‘Are we close?’ he asked.
‘Yes. Near that waterfall. Be careful. There used to be bogs.’
We picked our way along the loch edge towards the rock face where the waterfall splashed, making a strange mist as it hit the water. He took my hand, which made it difficult to walk, but I squeezed his tightly, feeling the tension growing in both of us, my eyes fixed to the ground.
A watery sun appeared and shone coldly on our faces. The sky was benign today, a perfect wash of cerulean hue with streaks of wispy grey cloud that flowed down from the mountain summit like liquid.
We were nearly there. I tried to imagine that we had come here for another purpose, but I knew the truth – there was no other reason for me to bring him here, and he had been so insistent.
The croft was almost invisible; it was sinking back into the earth. The slates were long gone, and the rafters fallen inwards into the house where I had been born all those years ago. The glass that had once glazed the windows lay in muddy shards in what had once been the garden, and the door was strangely ajar, hanging at an odd angle on a single rusty hinge.
‘I don’t want to go in.’

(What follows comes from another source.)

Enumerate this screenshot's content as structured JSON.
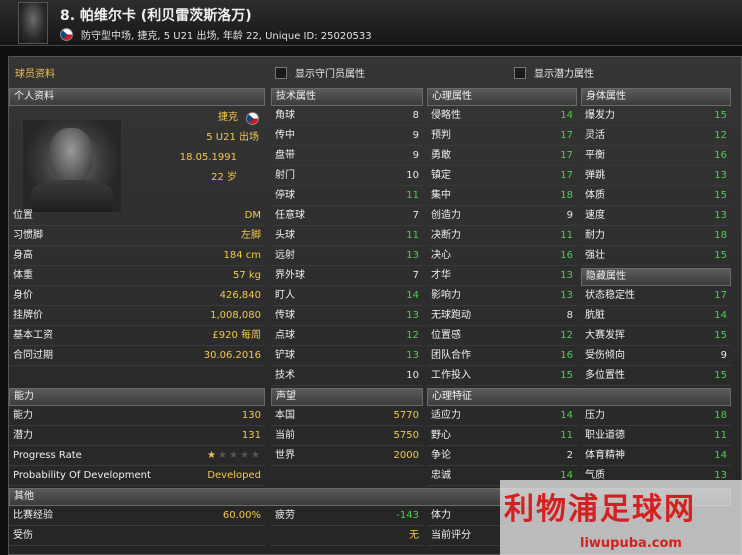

‘I’ll go,’ said Stephen. ‘There is nothing there,’ he shouted from inside, his voice sounding strangely flat. ‘Just debris, brambles. Sheep have been using it for shelter.’
‘But this is not the place,’ I said. ‘ It’s here, behind the croft.’ I took his hand again, and led him to the ditch, the old place of the peat cutting. ‘This is the place. This is where I found the body.’